Displacement, family separation, indefinite detention, and uncertainty regarding the present and the future—these are the conditions faced by contemporary asylum seekers and other migrants hoping to enter the U.S. They also characterize the experiences of some 30,0000 men, women, and children of European and Japanese descent who were interned in U.S.-operated detention facilities between 1941-1946 under the Latin American Enemy Alien Control Program. As a primary port of entry for named alien enemies deported to the U.S., and the site of an internment facility in the Algiers neighborhood, New Orleans played an important role in this little-known aspect of WWII history.
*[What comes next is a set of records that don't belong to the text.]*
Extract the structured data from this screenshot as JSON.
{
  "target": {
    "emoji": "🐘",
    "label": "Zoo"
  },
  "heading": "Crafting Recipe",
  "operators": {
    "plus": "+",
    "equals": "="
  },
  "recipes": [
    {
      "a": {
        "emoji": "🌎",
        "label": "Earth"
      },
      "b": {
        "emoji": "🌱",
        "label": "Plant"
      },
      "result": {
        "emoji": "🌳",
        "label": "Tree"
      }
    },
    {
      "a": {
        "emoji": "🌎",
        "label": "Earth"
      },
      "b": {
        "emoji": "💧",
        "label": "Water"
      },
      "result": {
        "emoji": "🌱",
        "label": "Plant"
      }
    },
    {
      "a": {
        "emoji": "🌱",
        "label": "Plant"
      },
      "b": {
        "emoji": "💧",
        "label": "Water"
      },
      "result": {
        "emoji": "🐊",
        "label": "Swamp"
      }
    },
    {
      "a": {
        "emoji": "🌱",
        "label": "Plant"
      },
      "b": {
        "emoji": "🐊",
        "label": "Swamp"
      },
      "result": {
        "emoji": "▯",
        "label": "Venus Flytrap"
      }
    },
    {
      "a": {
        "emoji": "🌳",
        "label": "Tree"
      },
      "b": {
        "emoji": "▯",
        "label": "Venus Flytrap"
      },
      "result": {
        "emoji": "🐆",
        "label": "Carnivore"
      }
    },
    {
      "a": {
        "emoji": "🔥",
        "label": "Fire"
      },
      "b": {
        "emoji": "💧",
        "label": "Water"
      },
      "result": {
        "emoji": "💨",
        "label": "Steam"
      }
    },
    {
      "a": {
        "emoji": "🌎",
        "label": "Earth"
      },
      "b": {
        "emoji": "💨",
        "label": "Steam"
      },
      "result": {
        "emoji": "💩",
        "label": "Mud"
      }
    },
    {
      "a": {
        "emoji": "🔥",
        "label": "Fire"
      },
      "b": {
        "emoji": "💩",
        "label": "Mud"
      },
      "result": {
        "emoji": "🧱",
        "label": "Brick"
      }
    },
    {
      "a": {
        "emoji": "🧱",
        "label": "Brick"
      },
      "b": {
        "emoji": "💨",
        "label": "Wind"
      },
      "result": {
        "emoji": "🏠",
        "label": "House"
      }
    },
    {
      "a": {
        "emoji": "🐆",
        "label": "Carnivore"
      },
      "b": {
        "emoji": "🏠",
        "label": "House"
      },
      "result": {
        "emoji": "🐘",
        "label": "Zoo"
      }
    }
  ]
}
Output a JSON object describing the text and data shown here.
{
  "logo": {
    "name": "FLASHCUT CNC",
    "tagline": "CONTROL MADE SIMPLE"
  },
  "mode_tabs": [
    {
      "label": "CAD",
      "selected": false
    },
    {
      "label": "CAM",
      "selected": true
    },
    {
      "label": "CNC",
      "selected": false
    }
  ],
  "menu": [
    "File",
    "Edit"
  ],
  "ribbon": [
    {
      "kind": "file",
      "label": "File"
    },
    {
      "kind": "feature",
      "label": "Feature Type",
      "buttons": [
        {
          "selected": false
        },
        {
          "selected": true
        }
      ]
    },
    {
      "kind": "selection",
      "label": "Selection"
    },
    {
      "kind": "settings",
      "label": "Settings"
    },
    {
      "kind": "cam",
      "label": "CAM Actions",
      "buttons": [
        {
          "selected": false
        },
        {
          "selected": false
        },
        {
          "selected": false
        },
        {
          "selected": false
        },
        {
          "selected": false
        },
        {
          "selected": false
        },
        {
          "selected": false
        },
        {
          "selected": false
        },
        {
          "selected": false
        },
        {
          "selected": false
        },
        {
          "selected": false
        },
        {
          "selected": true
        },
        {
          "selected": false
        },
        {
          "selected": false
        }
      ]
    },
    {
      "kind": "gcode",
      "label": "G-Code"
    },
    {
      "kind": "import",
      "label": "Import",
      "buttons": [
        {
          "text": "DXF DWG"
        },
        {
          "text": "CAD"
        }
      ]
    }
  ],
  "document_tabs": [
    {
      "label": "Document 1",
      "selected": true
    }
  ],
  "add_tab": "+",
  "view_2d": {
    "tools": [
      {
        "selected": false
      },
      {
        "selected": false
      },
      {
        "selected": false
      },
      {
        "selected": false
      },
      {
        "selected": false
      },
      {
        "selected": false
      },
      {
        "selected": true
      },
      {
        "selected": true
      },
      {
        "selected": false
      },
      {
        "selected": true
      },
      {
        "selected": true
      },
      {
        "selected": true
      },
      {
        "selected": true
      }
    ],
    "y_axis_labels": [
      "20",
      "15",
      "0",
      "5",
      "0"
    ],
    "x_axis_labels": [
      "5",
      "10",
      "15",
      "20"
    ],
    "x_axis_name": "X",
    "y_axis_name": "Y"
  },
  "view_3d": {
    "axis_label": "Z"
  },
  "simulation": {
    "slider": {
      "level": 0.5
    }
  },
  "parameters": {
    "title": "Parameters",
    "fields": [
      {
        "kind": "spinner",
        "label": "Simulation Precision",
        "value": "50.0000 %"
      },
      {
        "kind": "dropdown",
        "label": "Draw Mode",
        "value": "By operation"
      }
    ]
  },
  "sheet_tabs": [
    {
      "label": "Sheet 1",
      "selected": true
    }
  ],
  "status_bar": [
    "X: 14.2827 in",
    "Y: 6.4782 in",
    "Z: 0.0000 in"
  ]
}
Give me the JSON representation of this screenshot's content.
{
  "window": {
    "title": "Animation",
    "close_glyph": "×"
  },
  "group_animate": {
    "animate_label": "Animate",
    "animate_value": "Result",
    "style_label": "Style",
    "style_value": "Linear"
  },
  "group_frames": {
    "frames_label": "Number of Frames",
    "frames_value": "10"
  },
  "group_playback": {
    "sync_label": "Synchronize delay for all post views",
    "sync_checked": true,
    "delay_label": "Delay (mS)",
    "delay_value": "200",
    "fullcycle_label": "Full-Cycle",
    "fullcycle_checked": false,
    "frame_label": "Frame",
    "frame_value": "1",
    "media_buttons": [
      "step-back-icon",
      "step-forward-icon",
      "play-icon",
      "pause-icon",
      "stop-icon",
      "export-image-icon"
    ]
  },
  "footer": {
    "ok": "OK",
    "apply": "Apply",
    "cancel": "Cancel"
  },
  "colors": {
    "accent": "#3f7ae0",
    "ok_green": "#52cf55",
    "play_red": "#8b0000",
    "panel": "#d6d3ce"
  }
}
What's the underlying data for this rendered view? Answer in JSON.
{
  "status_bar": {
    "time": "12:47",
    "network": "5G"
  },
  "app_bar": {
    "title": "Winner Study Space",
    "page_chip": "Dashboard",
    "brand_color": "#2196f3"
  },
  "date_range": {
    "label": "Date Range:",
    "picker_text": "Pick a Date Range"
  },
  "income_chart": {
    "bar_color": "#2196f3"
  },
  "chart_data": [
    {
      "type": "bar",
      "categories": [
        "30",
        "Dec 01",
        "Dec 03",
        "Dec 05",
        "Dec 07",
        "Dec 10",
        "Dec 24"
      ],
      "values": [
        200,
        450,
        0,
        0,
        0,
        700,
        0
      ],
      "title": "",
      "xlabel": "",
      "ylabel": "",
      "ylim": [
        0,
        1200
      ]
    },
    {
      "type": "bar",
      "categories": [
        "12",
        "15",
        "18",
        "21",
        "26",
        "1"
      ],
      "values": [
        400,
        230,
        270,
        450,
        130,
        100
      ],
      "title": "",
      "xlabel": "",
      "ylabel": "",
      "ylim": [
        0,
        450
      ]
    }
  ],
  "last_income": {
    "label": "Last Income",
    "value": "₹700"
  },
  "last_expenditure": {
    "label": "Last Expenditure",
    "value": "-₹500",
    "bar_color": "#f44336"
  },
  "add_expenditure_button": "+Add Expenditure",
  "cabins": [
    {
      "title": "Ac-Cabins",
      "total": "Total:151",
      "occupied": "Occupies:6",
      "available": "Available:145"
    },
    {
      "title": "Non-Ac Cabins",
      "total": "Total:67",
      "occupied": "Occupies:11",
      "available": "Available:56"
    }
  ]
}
While more than 100,000 persons of Japanese descent in the U.S., two thirds of whom were American citizens, were detained during WWII domestically, another internment effort reached into fifteen neighboring republics in efforts to bolster hemispheric security during wartime. With the help of the FBI, Latin American officials named, apprehended, and detained noncitizens who had arrived in Central and South America throughout the early 20th century from areas that by 1941 had come under Nazi or fascist control. Though only about one in ten detainees were active Nazis or pro-Fascists, the “dangerous alien enemies” were deported to camps in the U.S. Many of these individuals arrived in the Port of New Orleans aboard military vessels en route to camps in other states. A small percentage, including an unlikely contingent of sixty Jewish refugees, were held at Camp Algiers, an immigrant quarantine station on New Orleans’ West Bank, about three miles from the French Quarter.
What lessons regarding U.S.-Latin American relations and immigration debates does this slice of New Orleans history offer us today? The episode illustrates Latin America's own importance as a historical haven for a wide variety of immigrants and refugees, and warns us of the dangers of blanket categorizations of any group of persons on the basis of country of origin, religion, or race. As the Crescent City takes stock of its first three hundred years and looks ahead to the next century, understanding its role in receiving detained enemy aliens from Latin America during WWII can equip its citizens to better address the contemporary challenge of providing a "gateway" to the Americas for other seekers of refuge and opportunity.
Marilyn Miller on TriPod New Orleans at 300 in Part I of a two-part series about a World War II era internment camp in Algiers that held those suspicious of affiliations with axis powers.
Camp of the Innocents Video
Miller's book Port of No Return. Enemy Alien Internment in WWII New Orleans is forthcoming from with LSU Press.